EXERCISE MATERIALS:
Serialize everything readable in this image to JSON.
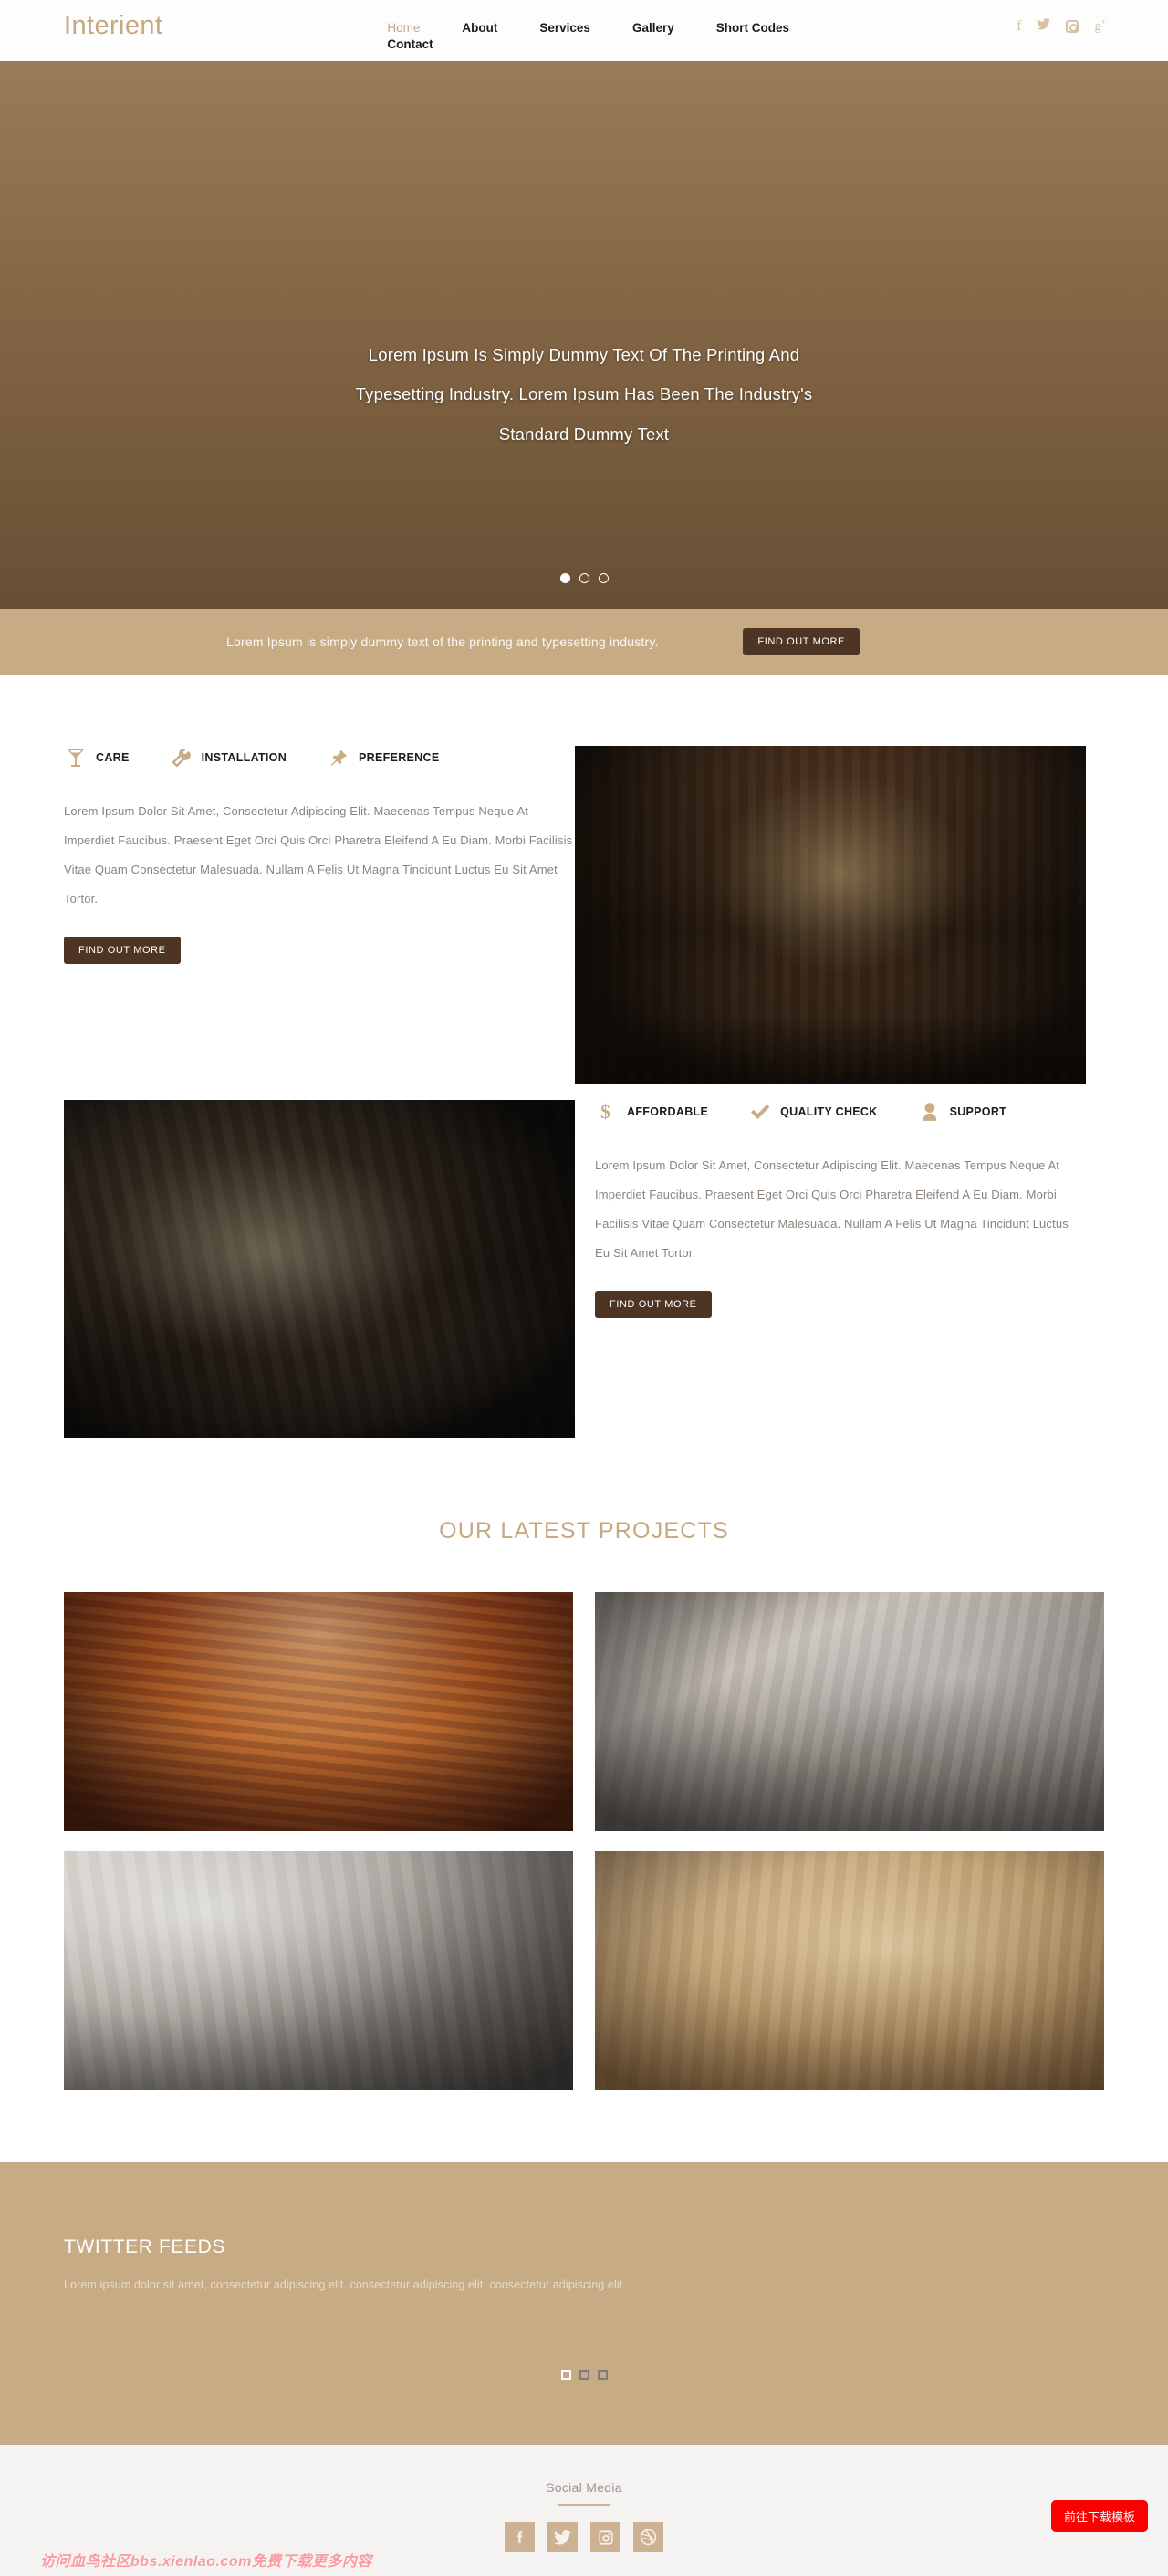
{
  "site": {
    "logo": "Interient",
    "accent": "#c5a87e",
    "dark_button": "#4e3423",
    "tan_band": "#c7ab85"
  },
  "nav": {
    "items": [
      {
        "label": "Home",
        "active": true
      },
      {
        "label": "About",
        "active": false
      },
      {
        "label": "Services",
        "active": false
      },
      {
        "label": "Gallery",
        "active": false
      },
      {
        "label": "Short Codes",
        "active": false
      },
      {
        "label": "Contact",
        "active": false
      }
    ],
    "social": [
      "facebook-icon",
      "twitter-icon",
      "instagram-icon",
      "googleplus-icon"
    ],
    "social_labels": [
      "f",
      "ᵇ",
      "",
      "g"
    ]
  },
  "hero": {
    "caption_line1": "Lorem Ipsum Is Simply Dummy Text Of The Printing And",
    "caption_line2": "Typesetting Industry. Lorem Ipsum Has Been The Industry's",
    "caption_line3": "Standard Dummy Text",
    "dots_total": 3,
    "dot_active_index": 0
  },
  "tagline": {
    "text": "Lorem Ipsum is simply dummy text of the printing and typesetting industry.",
    "button": "FIND OUT MORE"
  },
  "features": {
    "block_one": {
      "services": [
        {
          "label": "CARE",
          "icon": "martini-glass-icon"
        },
        {
          "label": "INSTALLATION",
          "icon": "wrench-icon"
        },
        {
          "label": "PREFERENCE",
          "icon": "pushpin-icon"
        }
      ],
      "paragraph": "Lorem Ipsum Dolor Sit Amet, Consectetur Adipiscing Elit. Maecenas Tempus Neque At Imperdiet Faucibus. Praesent Eget Orci Quis Orci Pharetra Eleifend A Eu Diam. Morbi Facilisis Vitae Quam Consectetur Malesuada. Nullam A Felis Ut Magna Tincidunt Luctus Eu Sit Amet Tortor.",
      "button": "FIND OUT MORE",
      "image_alt": "restaurant-interior-photo"
    },
    "block_two": {
      "services": [
        {
          "label": "AFFORDABLE",
          "icon": "dollar-sign-icon"
        },
        {
          "label": "QUALITY CHECK",
          "icon": "check-mark-icon"
        },
        {
          "label": "SUPPORT",
          "icon": "user-icon"
        }
      ],
      "paragraph": "Lorem Ipsum Dolor Sit Amet, Consectetur Adipiscing Elit. Maecenas Tempus Neque At Imperdiet Faucibus. Praesent Eget Orci Quis Orci Pharetra Eleifend A Eu Diam. Morbi Facilisis Vitae Quam Consectetur Malesuada. Nullam A Felis Ut Magna Tincidunt Luctus Eu Sit Amet Tortor.",
      "button": "FIND OUT MORE",
      "image_alt": "conference-room-photo"
    }
  },
  "projects": {
    "title": "OUR LATEST PROJECTS",
    "items": [
      {
        "alt": "theater-auditorium-project"
      },
      {
        "alt": "bedroom-with-guitar-project"
      },
      {
        "alt": "white-bedroom-project"
      },
      {
        "alt": "lobby-corridor-project"
      }
    ]
  },
  "twitter": {
    "title": "TWITTER FEEDS",
    "text": "Lorem ipsum dolor sit amet, consectetur adipiscing elit. consectetur adipiscing elit. consectetur adipiscing elit.",
    "dots_total": 3,
    "dot_active_index": 0
  },
  "footer": {
    "heading": "Social Media",
    "socials": [
      {
        "name": "facebook-icon"
      },
      {
        "name": "twitter-icon"
      },
      {
        "name": "instagram-icon"
      },
      {
        "name": "dribbble-icon"
      }
    ]
  },
  "overlay": {
    "watermark": "访问血鸟社区bbs.xienlao.com免费下载更多内容",
    "download_button": "前往下载模板"
  }
}
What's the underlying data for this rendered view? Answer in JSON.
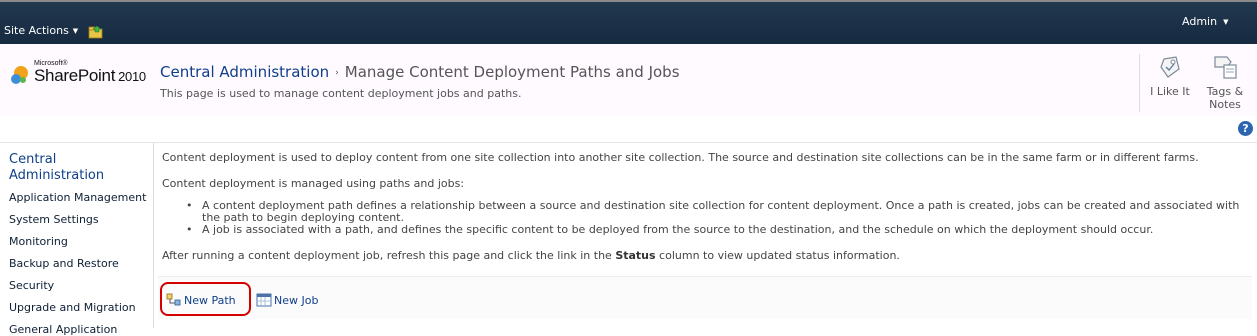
{
  "ribbon": {
    "site_actions_label": "Site Actions",
    "user_label": "Admin"
  },
  "title_area": {
    "logo": {
      "microsoft": "Microsoft®",
      "product": "SharePoint",
      "version": "2010"
    },
    "breadcrumb_root": "Central Administration",
    "breadcrumb_separator": "›",
    "page_title": "Manage Content Deployment Paths and Jobs",
    "page_description": "This page is used to manage content deployment jobs and paths.",
    "actions": {
      "like_label": "I Like It",
      "tags_label_1": "Tags &",
      "tags_label_2": "Notes"
    }
  },
  "help": {
    "label": "?"
  },
  "left_nav": {
    "heading_1": "Central",
    "heading_2": "Administration",
    "items": [
      {
        "label": "Application Management"
      },
      {
        "label": "System Settings"
      },
      {
        "label": "Monitoring"
      },
      {
        "label": "Backup and Restore"
      },
      {
        "label": "Security"
      },
      {
        "label": "Upgrade and Migration"
      },
      {
        "label": "General Application"
      }
    ]
  },
  "content": {
    "intro": "Content deployment is used to deploy content from one site collection into another site collection. The source and destination site collections can be in the same farm or in different farms.",
    "managed": "Content deployment is managed using paths and jobs:",
    "bullets": [
      "A content deployment path defines a relationship between a source and destination site collection for content deployment. Once a path is created, jobs can be created and associated with the path to begin deploying content.",
      "A job is associated with a path, and defines the specific content to be deployed from the source to the destination, and the schedule on which the deployment should occur."
    ],
    "after_pre": "After running a content deployment job, refresh this page and click the link in the ",
    "after_bold": "Status",
    "after_post": " column to view updated status information."
  },
  "toolbar": {
    "new_path_label": "New Path",
    "new_job_label": "New Job"
  },
  "colors": {
    "ribbon": "#1b3047",
    "link": "#0f3f8a",
    "highlight": "#d40000"
  }
}
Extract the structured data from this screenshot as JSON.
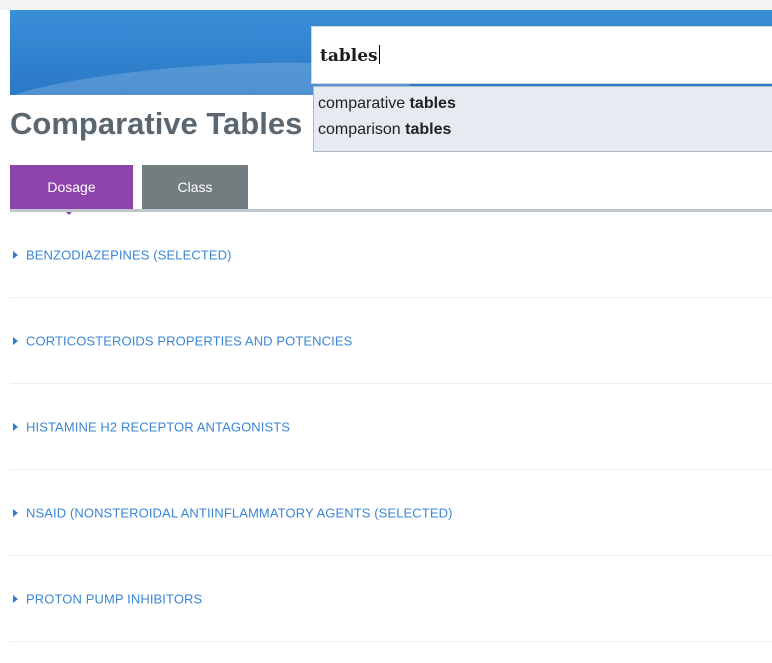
{
  "search": {
    "query": "tables",
    "suggestions": [
      {
        "prefix": "comparative ",
        "match": "tables"
      },
      {
        "prefix": "comparison ",
        "match": "tables"
      }
    ]
  },
  "page": {
    "title": "Comparative Tables"
  },
  "tabs": [
    {
      "label": "Dosage",
      "active": true
    },
    {
      "label": "Class",
      "active": false
    }
  ],
  "items": [
    {
      "label": "BENZODIAZEPINES (SELECTED)"
    },
    {
      "label": "CORTICOSTEROIDS PROPERTIES AND POTENCIES"
    },
    {
      "label": "HISTAMINE H2 RECEPTOR ANTAGONISTS"
    },
    {
      "label": "NSAID (NONSTEROIDAL ANTIINFLAMMATORY AGENTS (SELECTED)"
    },
    {
      "label": "PROTON PUMP INHIBITORS"
    }
  ],
  "colors": {
    "header": "#2a78c6",
    "tab_active": "#8e44ad",
    "tab_inactive": "#717d7e",
    "link": "#3a86d4",
    "title": "#5b6770"
  }
}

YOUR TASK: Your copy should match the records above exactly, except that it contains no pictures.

RESPONSE:
Serialize everything readable in this image to JSON.
{
  "site": {
    "logo": "Interient",
    "accent": "#c5a87e",
    "dark_button": "#4e3423",
    "tan_band": "#c7ab85"
  },
  "nav": {
    "items": [
      {
        "label": "Home",
        "active": true
      },
      {
        "label": "About",
        "active": false
      },
      {
        "label": "Services",
        "active": false
      },
      {
        "label": "Gallery",
        "active": false
      },
      {
        "label": "Short Codes",
        "active": false
      },
      {
        "label": "Contact",
        "active": false
      }
    ],
    "social": [
      "facebook-icon",
      "twitter-icon",
      "instagram-icon",
      "googleplus-icon"
    ],
    "social_labels": [
      "f",
      "ᵇ",
      "",
      "g"
    ]
  },
  "hero": {
    "caption_line1": "Lorem Ipsum Is Simply Dummy Text Of The Printing And",
    "caption_line2": "Typesetting Industry. Lorem Ipsum Has Been The Industry's",
    "caption_line3": "Standard Dummy Text",
    "dots_total": 3,
    "dot_active_index": 0
  },
  "tagline": {
    "text": "Lorem Ipsum is simply dummy text of the printing and typesetting industry.",
    "button": "FIND OUT MORE"
  },
  "features": {
    "block_one": {
      "services": [
        {
          "label": "CARE",
          "icon": "martini-glass-icon"
        },
        {
          "label": "INSTALLATION",
          "icon": "wrench-icon"
        },
        {
          "label": "PREFERENCE",
          "icon": "pushpin-icon"
        }
      ],
      "paragraph": "Lorem Ipsum Dolor Sit Amet, Consectetur Adipiscing Elit. Maecenas Tempus Neque At Imperdiet Faucibus. Praesent Eget Orci Quis Orci Pharetra Eleifend A Eu Diam. Morbi Facilisis Vitae Quam Consectetur Malesuada. Nullam A Felis Ut Magna Tincidunt Luctus Eu Sit Amet Tortor.",
      "button": "FIND OUT MORE",
      "image_alt": "restaurant-interior-photo"
    },
    "block_two": {
      "services": [
        {
          "label": "AFFORDABLE",
          "icon": "dollar-sign-icon"
        },
        {
          "label": "QUALITY CHECK",
          "icon": "check-mark-icon"
        },
        {
          "label": "SUPPORT",
          "icon": "user-icon"
        }
      ],
      "paragraph": "Lorem Ipsum Dolor Sit Amet, Consectetur Adipiscing Elit. Maecenas Tempus Neque At Imperdiet Faucibus. Praesent Eget Orci Quis Orci Pharetra Eleifend A Eu Diam. Morbi Facilisis Vitae Quam Consectetur Malesuada. Nullam A Felis Ut Magna Tincidunt Luctus Eu Sit Amet Tortor.",
      "button": "FIND OUT MORE",
      "image_alt": "conference-room-photo"
    }
  },
  "projects": {
    "title": "OUR LATEST PROJECTS",
    "items": [
      {
        "alt": "theater-auditorium-project"
      },
      {
        "alt": "bedroom-with-guitar-project"
      },
      {
        "alt": "white-bedroom-project"
      },
      {
        "alt": "lobby-corridor-project"
      }
    ]
  },
  "twitter": {
    "title": "TWITTER FEEDS",
    "text": "Lorem ipsum dolor sit amet, consectetur adipiscing elit. consectetur adipiscing elit. consectetur adipiscing elit.",
    "dots_total": 3,
    "dot_active_index": 0
  },
  "footer": {
    "heading": "Social Media",
    "socials": [
      {
        "name": "facebook-icon"
      },
      {
        "name": "twitter-icon"
      },
      {
        "name": "instagram-icon"
      },
      {
        "name": "dribbble-icon"
      }
    ]
  },
  "overlay": {
    "watermark": "访问血鸟社区bbs.xienlao.com免费下载更多内容",
    "download_button": "前往下载模板"
  }
}
What's the underlying data for this rendered view? Answer in JSON.
{
  "ribbon": {
    "site_actions_label": "Site Actions",
    "user_label": "Admin"
  },
  "title_area": {
    "logo": {
      "microsoft": "Microsoft®",
      "product": "SharePoint",
      "version": "2010"
    },
    "breadcrumb_root": "Central Administration",
    "breadcrumb_separator": "›",
    "page_title": "Manage Content Deployment Paths and Jobs",
    "page_description": "This page is used to manage content deployment jobs and paths.",
    "actions": {
      "like_label": "I Like It",
      "tags_label_1": "Tags &",
      "tags_label_2": "Notes"
    }
  },
  "help": {
    "label": "?"
  },
  "left_nav": {
    "heading_1": "Central",
    "heading_2": "Administration",
    "items": [
      {
        "label": "Application Management"
      },
      {
        "label": "System Settings"
      },
      {
        "label": "Monitoring"
      },
      {
        "label": "Backup and Restore"
      },
      {
        "label": "Security"
      },
      {
        "label": "Upgrade and Migration"
      },
      {
        "label": "General Application"
      }
    ]
  },
  "content": {
    "intro": "Content deployment is used to deploy content from one site collection into another site collection. The source and destination site collections can be in the same farm or in different farms.",
    "managed": "Content deployment is managed using paths and jobs:",
    "bullets": [
      "A content deployment path defines a relationship between a source and destination site collection for content deployment. Once a path is created, jobs can be created and associated with the path to begin deploying content.",
      "A job is associated with a path, and defines the specific content to be deployed from the source to the destination, and the schedule on which the deployment should occur."
    ],
    "after_pre": "After running a content deployment job, refresh this page and click the link in the ",
    "after_bold": "Status",
    "after_post": " column to view updated status information."
  },
  "toolbar": {
    "new_path_label": "New Path",
    "new_job_label": "New Job"
  },
  "colors": {
    "ribbon": "#1b3047",
    "link": "#0f3f8a",
    "highlight": "#d40000"
  }
}
Extract the structured data from this screenshot as JSON.
{
  "search": {
    "query": "tables",
    "suggestions": [
      {
        "prefix": "comparative ",
        "match": "tables"
      },
      {
        "prefix": "comparison ",
        "match": "tables"
      }
    ]
  },
  "page": {
    "title": "Comparative Tables"
  },
  "tabs": [
    {
      "label": "Dosage",
      "active": true
    },
    {
      "label": "Class",
      "active": false
    }
  ],
  "items": [
    {
      "label": "BENZODIAZEPINES (SELECTED)"
    },
    {
      "label": "CORTICOSTEROIDS PROPERTIES AND POTENCIES"
    },
    {
      "label": "HISTAMINE H2 RECEPTOR ANTAGONISTS"
    },
    {
      "label": "NSAID (NONSTEROIDAL ANTIINFLAMMATORY AGENTS (SELECTED)"
    },
    {
      "label": "PROTON PUMP INHIBITORS"
    }
  ],
  "colors": {
    "header": "#2a78c6",
    "tab_active": "#8e44ad",
    "tab_inactive": "#717d7e",
    "link": "#3a86d4",
    "title": "#5b6770"
  }
}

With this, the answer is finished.